Introduction:

‘The Sea’ is a short lyric poem written by James Reeves. As the title suggests, the poem talks about the sea, describing it with an unusual comparison to an animal, dog.

About the Poet:

James Reeves (1909-1978) was a prominent British author. He works were mainly poetry and children’s literature. Famous works of his include ‘The Wandering Moon’, ‘The Everlasting Circle’ and ‘The Blackbird in the Lilac’.

Theme:

The theme of this poem again is the sea. The poet delves deep into describing the sea, its characteristics being compared to that of a dog.

Structure:

This is a short, lyric poem. It is divided into three stanzas of varying length. Its rhyme scheme too varies. The first stanza has the rhyme scheme of a bb cc ddd c. The second stanza has f ghhg while the third has iii c jj. 

Stanza 1:

The sea is a hungry dog, 
Giant and grey. 
He rolls on the beach all day. 
With his clashing teeth and shaggy jaws 
Hour upon hour he gnaws 
The rumbling, tumbling stones, 
And 'Bones, bones, bones, bones!’ 
The giant sea-dog moans, 
Licking his greasy paws.

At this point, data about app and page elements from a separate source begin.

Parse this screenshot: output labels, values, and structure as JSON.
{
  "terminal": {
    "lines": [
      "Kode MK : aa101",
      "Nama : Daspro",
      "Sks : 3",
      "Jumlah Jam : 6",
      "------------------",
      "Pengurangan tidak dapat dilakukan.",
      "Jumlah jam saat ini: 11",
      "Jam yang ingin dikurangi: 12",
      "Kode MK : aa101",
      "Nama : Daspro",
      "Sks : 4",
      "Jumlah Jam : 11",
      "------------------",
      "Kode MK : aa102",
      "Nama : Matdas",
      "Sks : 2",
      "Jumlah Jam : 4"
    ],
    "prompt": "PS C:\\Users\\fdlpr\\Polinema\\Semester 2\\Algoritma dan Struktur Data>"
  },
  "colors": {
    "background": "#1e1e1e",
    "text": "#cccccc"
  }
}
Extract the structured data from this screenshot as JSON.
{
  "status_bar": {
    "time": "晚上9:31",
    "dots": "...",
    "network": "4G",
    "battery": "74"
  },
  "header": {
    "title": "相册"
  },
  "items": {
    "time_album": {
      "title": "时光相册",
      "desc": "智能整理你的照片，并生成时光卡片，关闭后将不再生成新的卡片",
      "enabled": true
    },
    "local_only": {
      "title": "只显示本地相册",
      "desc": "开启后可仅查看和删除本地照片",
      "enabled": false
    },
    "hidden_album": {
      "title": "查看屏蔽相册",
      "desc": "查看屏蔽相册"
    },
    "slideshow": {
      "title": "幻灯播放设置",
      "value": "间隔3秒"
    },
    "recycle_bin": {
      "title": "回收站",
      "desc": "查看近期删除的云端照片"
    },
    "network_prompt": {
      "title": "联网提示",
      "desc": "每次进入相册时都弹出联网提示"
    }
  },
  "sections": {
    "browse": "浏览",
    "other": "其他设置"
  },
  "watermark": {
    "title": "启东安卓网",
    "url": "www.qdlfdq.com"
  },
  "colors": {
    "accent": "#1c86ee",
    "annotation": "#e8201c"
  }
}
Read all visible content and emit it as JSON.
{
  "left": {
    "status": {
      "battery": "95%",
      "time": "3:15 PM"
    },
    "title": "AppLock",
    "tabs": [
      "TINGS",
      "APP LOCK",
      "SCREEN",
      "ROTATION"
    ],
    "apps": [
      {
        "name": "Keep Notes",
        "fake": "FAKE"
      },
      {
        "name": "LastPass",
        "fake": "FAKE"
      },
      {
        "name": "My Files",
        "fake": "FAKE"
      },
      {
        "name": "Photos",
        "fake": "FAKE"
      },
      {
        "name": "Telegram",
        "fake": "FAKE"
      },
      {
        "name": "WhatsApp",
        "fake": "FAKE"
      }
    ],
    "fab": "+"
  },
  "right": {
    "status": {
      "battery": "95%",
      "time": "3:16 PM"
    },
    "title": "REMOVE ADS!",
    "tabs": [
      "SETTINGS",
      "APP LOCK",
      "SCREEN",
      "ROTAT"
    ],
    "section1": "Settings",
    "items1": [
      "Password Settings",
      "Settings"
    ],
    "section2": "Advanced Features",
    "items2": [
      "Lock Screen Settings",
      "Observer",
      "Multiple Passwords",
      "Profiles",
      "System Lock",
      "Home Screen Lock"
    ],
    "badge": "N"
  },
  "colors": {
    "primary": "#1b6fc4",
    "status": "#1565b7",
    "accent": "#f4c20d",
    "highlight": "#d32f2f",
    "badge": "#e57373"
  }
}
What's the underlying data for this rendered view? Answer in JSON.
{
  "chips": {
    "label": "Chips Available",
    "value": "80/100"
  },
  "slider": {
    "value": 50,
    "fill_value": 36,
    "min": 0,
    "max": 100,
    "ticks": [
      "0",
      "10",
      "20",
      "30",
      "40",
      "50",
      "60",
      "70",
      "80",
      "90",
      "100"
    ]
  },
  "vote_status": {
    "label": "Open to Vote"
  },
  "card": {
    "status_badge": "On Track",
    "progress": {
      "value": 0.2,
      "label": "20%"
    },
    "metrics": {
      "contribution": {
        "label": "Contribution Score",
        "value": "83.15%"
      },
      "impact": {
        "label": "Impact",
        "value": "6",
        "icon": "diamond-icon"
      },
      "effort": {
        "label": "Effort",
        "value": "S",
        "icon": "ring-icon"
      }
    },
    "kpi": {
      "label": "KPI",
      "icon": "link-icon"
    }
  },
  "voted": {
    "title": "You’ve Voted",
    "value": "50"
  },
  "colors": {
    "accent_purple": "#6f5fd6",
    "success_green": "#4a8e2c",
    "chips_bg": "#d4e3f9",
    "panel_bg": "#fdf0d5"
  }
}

The poem begins with the persona comparing the sea to a dog, one that is hungry. This can be seen throughout the entirety of the poem. Here, the persona describes the colour of the sea to the colour of that particular dog- grey. The word ‘big’ here is used to reveal the vastness of the sea, how dangerous it tends to be. The crashing of the waves is compared to how a dog gnashes its jaws, menacingly so. The sound emitted by the sea, lastly, is compared to a dog moaning.

Stanza 2:

And when the night wind roars 
And the moon rocks in the stormy cloud, 
He bounds to his feet and snuffs and sniffs, 
Shaking his wet sides over the cliffs, 
And howls and hollos long and loud.

The comparison continues in this stanza. During stormy nights, the sea is compared to a dog that shakes off its wetness to show how it too crashes over the cliffs sloppily, making it wet in the process. Again, the howling of the sea is compared to the howling of a dog.

Stanza 3:

But on quiet days in May or June, 
When even the grasses on the dune 
Play no more their reedy tune, 
With his head between his paws 
He lies on the sandy shores, 
So quiet, so quiet, he scarcely snores.

The poem shifts from storms to pleasant weather in the stanza. The month of May and June are referenced to signify calm weather, when even the grass is quiet. Here, the sea is like a content dog, silently laying its head between his paws. No longer is the sea a hungry dog, rather one that is almost blissfully lazy and quiet. 

Conclusion:

This is a poem that is unique in nature for it compares the sea with a dog, a seemingly unrelated term. It thus details on the various moods of the sea, how it can both be raging and calm at different times just like a dog would, making way for an interesting perception.